**The data:**

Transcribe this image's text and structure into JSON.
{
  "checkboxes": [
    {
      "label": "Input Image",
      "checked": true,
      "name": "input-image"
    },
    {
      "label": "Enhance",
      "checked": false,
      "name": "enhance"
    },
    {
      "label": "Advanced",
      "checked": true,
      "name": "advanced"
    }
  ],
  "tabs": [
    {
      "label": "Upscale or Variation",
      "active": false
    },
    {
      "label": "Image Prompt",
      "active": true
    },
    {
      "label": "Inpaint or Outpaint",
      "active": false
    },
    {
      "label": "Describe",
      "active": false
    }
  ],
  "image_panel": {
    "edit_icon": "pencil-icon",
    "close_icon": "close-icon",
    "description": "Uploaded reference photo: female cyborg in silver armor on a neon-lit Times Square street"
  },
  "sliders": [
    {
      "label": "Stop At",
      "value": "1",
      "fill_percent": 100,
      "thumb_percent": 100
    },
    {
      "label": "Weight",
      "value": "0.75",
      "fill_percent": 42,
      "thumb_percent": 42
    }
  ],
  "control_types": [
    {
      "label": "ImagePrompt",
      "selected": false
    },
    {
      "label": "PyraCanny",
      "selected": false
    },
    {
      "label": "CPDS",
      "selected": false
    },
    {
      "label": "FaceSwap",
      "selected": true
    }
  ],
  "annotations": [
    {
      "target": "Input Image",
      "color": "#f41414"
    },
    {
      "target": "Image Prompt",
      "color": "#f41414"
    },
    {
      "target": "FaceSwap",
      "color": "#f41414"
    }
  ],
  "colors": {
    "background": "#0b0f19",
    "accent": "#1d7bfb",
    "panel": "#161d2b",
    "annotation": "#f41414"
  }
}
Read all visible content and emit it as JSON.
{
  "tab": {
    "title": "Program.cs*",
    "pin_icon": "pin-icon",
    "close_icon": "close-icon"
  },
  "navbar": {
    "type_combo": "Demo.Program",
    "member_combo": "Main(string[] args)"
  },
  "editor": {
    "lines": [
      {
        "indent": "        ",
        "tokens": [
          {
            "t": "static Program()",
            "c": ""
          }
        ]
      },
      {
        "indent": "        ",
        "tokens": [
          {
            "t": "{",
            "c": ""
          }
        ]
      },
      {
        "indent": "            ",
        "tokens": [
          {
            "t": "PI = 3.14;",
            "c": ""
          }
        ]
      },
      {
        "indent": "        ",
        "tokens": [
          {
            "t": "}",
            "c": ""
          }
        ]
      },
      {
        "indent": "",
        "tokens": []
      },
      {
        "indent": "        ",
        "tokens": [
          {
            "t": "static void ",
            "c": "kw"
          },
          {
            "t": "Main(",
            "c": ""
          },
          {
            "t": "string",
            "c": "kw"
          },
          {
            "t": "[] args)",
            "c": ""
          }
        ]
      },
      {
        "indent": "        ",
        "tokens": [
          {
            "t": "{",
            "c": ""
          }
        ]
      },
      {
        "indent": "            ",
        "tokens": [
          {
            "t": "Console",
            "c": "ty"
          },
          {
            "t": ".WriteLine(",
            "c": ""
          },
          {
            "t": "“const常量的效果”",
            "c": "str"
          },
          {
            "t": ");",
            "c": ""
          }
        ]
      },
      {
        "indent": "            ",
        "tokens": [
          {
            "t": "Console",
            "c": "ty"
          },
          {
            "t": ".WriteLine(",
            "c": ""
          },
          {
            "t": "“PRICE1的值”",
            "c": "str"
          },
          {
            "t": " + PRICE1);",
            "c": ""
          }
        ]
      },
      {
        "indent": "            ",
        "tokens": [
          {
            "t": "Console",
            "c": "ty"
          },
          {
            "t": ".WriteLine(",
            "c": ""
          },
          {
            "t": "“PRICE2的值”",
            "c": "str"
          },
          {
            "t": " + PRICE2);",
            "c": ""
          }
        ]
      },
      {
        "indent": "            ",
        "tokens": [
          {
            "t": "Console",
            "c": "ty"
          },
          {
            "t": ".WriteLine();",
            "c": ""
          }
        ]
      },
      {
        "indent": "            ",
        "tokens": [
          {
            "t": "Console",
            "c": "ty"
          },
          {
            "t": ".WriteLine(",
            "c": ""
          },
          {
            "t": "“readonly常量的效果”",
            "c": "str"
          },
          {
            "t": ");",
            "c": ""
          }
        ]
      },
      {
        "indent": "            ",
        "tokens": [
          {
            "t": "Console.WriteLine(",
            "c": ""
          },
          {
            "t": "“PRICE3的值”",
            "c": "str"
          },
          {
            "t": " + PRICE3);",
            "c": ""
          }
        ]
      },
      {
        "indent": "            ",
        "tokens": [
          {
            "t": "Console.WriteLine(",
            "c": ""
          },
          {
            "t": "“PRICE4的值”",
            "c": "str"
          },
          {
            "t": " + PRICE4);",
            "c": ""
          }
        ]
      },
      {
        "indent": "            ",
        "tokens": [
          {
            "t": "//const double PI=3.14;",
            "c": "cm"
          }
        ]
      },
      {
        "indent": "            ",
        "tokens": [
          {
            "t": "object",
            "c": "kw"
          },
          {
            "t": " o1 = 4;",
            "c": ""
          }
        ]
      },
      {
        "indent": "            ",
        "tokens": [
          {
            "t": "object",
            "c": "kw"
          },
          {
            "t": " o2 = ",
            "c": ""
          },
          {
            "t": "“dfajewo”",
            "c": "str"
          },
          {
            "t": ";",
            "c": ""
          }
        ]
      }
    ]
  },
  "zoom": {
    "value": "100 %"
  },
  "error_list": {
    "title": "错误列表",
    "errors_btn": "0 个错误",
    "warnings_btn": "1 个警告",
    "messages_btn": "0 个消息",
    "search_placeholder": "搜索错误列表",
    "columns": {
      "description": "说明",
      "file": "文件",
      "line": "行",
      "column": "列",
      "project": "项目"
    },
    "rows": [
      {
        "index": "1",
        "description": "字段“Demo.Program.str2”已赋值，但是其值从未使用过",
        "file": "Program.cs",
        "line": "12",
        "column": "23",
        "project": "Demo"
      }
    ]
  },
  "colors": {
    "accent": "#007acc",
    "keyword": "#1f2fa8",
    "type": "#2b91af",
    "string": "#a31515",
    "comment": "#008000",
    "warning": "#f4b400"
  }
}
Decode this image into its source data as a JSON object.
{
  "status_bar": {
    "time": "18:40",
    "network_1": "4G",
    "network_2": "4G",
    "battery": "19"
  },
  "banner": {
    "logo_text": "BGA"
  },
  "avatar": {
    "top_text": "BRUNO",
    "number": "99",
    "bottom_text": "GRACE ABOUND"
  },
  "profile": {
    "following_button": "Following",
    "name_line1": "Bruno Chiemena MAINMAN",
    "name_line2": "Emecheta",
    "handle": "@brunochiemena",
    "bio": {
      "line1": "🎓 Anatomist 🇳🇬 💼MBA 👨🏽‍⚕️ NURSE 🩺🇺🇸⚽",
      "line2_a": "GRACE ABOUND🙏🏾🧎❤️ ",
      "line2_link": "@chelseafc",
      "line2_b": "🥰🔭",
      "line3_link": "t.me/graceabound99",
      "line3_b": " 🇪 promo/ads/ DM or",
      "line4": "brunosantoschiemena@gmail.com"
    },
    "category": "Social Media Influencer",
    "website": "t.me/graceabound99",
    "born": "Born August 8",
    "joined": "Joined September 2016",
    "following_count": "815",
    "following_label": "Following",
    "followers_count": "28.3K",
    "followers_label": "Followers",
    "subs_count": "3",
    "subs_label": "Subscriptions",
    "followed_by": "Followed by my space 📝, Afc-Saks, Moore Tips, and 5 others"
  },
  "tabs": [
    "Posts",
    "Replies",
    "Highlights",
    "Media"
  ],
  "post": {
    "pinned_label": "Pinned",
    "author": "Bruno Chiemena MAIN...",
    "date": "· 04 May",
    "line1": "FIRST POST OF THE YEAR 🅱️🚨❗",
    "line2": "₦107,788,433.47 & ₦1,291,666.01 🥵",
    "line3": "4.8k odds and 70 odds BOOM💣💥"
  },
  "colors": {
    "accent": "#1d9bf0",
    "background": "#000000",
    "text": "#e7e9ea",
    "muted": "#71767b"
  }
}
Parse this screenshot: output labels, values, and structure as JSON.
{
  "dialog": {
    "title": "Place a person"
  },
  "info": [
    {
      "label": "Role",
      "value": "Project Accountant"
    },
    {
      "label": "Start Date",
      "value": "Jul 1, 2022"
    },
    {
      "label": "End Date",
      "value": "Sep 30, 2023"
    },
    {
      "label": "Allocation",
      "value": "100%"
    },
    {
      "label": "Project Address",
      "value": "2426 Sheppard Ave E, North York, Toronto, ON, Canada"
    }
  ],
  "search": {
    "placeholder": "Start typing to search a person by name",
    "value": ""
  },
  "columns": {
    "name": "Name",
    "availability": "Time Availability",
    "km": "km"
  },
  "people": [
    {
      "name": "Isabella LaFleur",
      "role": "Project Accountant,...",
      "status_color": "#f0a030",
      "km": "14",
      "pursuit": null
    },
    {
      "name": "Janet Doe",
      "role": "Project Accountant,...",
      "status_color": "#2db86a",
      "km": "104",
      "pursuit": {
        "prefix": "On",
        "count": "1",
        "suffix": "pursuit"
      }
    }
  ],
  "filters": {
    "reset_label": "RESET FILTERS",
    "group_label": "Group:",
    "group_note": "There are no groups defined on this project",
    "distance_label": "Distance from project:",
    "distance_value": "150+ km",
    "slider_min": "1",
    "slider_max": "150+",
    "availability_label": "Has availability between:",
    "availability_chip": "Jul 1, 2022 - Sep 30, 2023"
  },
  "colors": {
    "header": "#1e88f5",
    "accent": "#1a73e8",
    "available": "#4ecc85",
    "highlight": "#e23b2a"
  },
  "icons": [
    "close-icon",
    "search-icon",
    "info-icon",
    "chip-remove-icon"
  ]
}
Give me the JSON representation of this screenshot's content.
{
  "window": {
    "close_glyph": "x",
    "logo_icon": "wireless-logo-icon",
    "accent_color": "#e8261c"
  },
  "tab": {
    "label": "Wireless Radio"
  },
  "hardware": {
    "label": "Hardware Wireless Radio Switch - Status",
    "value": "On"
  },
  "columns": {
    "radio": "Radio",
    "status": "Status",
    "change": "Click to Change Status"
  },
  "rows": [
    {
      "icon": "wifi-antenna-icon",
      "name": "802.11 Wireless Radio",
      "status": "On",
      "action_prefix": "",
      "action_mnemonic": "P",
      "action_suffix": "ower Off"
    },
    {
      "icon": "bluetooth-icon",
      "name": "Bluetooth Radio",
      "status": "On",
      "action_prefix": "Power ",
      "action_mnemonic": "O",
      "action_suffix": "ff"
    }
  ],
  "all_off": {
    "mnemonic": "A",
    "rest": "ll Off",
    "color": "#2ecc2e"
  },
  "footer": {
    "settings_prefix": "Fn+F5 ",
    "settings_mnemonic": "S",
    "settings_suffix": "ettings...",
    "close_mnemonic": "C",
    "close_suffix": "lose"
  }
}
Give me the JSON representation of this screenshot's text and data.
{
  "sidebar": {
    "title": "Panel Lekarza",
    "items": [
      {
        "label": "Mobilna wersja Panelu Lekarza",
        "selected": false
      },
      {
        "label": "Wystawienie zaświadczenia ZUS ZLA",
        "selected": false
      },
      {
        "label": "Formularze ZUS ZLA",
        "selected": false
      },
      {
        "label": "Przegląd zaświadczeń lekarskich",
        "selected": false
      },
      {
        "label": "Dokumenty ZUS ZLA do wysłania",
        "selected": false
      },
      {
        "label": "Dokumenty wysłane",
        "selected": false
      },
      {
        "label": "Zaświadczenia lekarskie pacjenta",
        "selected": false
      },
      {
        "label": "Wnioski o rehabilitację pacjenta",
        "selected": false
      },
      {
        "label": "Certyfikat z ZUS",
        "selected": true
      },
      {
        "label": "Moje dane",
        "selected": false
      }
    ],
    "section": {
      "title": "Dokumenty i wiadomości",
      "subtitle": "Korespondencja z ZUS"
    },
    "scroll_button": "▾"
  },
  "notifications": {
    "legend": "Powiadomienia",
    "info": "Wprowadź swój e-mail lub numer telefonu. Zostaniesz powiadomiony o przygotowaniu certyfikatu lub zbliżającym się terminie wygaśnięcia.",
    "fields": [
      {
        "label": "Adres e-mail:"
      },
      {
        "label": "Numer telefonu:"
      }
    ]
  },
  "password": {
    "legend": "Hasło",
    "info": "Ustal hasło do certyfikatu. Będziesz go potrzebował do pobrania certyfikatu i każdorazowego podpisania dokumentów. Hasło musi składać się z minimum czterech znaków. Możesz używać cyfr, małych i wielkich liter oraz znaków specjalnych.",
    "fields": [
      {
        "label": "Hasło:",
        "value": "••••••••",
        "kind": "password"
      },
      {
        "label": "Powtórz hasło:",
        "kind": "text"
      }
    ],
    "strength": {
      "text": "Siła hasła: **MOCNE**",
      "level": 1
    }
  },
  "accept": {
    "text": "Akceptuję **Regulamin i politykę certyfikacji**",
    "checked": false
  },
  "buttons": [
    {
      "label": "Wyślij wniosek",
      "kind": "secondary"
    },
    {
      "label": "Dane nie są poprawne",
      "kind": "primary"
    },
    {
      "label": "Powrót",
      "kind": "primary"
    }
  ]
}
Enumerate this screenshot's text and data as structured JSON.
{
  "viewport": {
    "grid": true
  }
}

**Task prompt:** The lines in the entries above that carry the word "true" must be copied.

**Answer section:**
      "checked": true,
      "checked": true,
      "active": true
      "selected": true
        "selected": true
    "grid": true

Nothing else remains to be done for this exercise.